Andy Murray winning this year’s US Open Tennis Tournament was not just one of the great sporting events in the world. Looking deeper, you can see how it’s a great metaphor for not only individual performance, but also the role that a good coach plays in achieving success. Let’s take a closer look at some lessons and applications Murray’s win offers you and your sales coaching.

Understanding the Success Measures

First, how is “success” determined? How do we know that we’re watching a great player—other than the commentator telling us?

Ask yourself: Who is the world’s best male tennis player at the moment? You likely said that it’s either Roger Federer, Novak Djokovic, or Rafael Nadal. These three players have won 29 of the last 31 majors going back to the 2005 French Open.

Officially, the best player is Novak Djokovic. According to Association of Tennis Professionals (ATP), the international governing body of professional tennis, Djokovic is in fact 11.3 percent better than Roger, who is ranked #2.

The ATP uses a performance-based ranking system. Players earn points depending on how far they progress through each tournament. And not all tournaments are created equal. Some have more prize money and prestige, such as the 4 Grand Slam tournaments. For example, winning a Grand Slam final gets you 2000 points, but being defeated in the semi-final still gains you 720 points. There is, of course, more fine print to the points and rankings; and the huge array of statistics is astounding. Check out the ATP website (www.atpworldtour.com ) if you want more detail.

At the end of the US Open, Djokovic was ranked #1 on 9910 points and Federer #2 on 8905 points.

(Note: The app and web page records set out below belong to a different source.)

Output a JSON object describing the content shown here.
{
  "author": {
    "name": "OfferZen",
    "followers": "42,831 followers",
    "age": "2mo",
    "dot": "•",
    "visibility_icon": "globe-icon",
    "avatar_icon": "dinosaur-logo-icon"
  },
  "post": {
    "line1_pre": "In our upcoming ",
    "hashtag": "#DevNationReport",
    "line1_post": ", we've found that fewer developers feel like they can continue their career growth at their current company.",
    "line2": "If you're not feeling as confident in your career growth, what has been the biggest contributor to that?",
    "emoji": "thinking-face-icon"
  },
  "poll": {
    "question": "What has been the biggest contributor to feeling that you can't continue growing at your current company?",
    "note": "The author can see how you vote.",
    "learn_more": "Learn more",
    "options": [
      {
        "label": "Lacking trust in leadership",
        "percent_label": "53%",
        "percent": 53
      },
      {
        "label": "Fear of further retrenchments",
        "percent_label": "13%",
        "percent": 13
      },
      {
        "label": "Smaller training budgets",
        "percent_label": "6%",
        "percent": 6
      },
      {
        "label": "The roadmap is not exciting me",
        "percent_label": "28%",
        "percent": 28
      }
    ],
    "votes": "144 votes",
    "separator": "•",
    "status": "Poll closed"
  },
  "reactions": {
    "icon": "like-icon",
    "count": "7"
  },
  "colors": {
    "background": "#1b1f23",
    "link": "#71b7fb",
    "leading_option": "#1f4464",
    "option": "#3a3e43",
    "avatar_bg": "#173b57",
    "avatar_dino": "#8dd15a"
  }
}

So, is Djokovic really 11.3 percent better than Federer this year? Does Federer’s reputation (since 2003 he has consistently been ranked in the top 3 players) amount to anything?

Here are some more measures:  The year-to-date prize money for Djokovic is US$6.9M; for Federer, it’s US$6.3M. So maybe Djokovic is only a 9.5 percent better player than Federer?

Determining Meaningful Measures

To calculate or create a figure that suitably compares one player with another depends on what you want to measure and what is easiest to measure. One thing is for sure, it’s all open to debate.

For example, the ATP says there is a clear correlation between how well a tennis player performs during the points, games and sets they play, and winning the match. And, that correlation is good enough for them. Prize money is not a good enough measure to stand on its own.

To the ATP, though, it’s easier to measure an objective outcome like winning a match in a tournament than monitoring and measuring the inputs to the process (who had more aces, return of first serves, fewer unforced errors, and so on) as a way of determining “success.” And I expect that your company has a similar “outcome-based” system.

Applications for Sales Coaching

While the ATP system ranks players on how many matches they win, the player and his coach realize their focus needs to be on the points, games, sets, reducing unforced errors, returning serves, and so on. Yep, it’s all about playing IN the game; the face-to-face interactions!

They understand that focusing on these behavioral inputs means that the match will be won as a consequence.

The player and their coach see the connection between the various behavioral inputs and the gross outcome (winning a match/tournament) and develop a strategic plan to increase the chances of success. The plans focus on the player’s strengths and the individuals they are playing against. It’s a combined effort.

“Success” to them is defined as an accumulation of getting the inputs right. It’s not based solely on the outcome of winning matches, and then working backwards.Motivation comes from getting the specific input behaviors “right,” not a “try harder/you can do it” mentality or prize money carrot.

That really is the power of being a successful coach, whether it be in tennis or sales. You have the experience and expertise to understand what it takes to be a successful sales representative. You don’t focus on the outcome of the sales call and work backwards trying to improve performance next time. You focus on the real-time inputs (representative behavior and customer profile) and discuss strategies and plans to achieve some likely positive consequences.

After all, focusing on inputs and linking them to outcomes means you have a better chance of being an ace coach.